--- WHAT TO PRODUCE ---
Filter the entries for lines with the word "color".

>>>

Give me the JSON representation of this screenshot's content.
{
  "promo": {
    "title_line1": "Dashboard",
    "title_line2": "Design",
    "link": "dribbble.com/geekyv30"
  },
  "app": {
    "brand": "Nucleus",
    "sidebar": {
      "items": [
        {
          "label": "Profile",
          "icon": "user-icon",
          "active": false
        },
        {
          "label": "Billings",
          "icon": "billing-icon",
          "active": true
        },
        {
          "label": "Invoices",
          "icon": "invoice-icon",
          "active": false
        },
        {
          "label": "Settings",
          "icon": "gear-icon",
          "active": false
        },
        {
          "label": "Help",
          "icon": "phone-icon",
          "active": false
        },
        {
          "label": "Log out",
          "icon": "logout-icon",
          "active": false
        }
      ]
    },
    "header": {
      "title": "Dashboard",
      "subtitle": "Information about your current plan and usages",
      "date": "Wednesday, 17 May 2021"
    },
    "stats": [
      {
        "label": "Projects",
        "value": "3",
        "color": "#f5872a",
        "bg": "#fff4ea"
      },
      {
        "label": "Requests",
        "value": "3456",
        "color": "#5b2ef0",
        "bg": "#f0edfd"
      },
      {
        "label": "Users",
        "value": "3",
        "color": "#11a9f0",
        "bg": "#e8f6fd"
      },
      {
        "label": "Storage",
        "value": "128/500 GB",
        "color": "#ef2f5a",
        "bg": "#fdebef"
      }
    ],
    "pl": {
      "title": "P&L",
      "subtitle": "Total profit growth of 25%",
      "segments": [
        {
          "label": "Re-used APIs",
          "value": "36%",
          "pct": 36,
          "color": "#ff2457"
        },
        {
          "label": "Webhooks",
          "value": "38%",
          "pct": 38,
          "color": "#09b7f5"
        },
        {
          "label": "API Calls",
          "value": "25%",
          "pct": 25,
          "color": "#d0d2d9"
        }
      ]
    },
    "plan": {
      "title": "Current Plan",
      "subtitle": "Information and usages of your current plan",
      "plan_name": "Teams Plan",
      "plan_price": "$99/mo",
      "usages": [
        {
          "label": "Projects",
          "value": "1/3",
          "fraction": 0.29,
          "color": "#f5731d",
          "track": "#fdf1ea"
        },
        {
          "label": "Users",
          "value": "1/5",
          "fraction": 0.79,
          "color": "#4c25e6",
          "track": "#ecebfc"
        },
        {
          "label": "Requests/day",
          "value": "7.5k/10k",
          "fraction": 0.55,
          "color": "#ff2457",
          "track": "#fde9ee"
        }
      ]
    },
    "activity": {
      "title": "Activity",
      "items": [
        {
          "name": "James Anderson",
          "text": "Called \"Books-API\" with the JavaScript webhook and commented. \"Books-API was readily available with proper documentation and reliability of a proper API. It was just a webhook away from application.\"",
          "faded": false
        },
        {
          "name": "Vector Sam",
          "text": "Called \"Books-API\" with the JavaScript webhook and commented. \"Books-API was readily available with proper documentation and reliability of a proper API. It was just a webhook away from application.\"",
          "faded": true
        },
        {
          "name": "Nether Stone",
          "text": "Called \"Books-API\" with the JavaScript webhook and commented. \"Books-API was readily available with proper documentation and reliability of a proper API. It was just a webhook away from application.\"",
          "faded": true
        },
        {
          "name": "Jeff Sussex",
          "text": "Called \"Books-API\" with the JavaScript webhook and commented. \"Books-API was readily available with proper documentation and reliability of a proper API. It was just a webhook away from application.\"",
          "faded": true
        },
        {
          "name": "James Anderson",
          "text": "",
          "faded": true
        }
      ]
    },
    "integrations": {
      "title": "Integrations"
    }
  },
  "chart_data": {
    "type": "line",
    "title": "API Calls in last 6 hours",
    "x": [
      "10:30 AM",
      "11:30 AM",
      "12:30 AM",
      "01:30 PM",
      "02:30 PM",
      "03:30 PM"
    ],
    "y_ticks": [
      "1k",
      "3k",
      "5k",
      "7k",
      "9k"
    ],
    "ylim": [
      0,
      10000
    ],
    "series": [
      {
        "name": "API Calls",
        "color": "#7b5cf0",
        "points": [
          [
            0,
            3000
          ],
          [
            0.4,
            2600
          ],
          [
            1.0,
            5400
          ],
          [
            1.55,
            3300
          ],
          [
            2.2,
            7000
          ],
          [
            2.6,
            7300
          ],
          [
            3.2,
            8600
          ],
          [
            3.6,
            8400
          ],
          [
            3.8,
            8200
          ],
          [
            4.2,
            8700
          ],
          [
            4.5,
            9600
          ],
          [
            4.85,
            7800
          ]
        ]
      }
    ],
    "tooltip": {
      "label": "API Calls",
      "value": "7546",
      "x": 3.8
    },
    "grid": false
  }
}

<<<

--- YOUR RESPONSE ---
        "color": "#f5872a",
        "color": "#5b2ef0",
        "color": "#11a9f0",
        "color": "#ef2f5a",
          "color": "#ff2457"
          "color": "#09b7f5"
          "color": "#d0d2d9"
          "color": "#f5731d",
          "color": "#4c25e6",
          "color": "#ff2457",
        "color": "#7b5cf0",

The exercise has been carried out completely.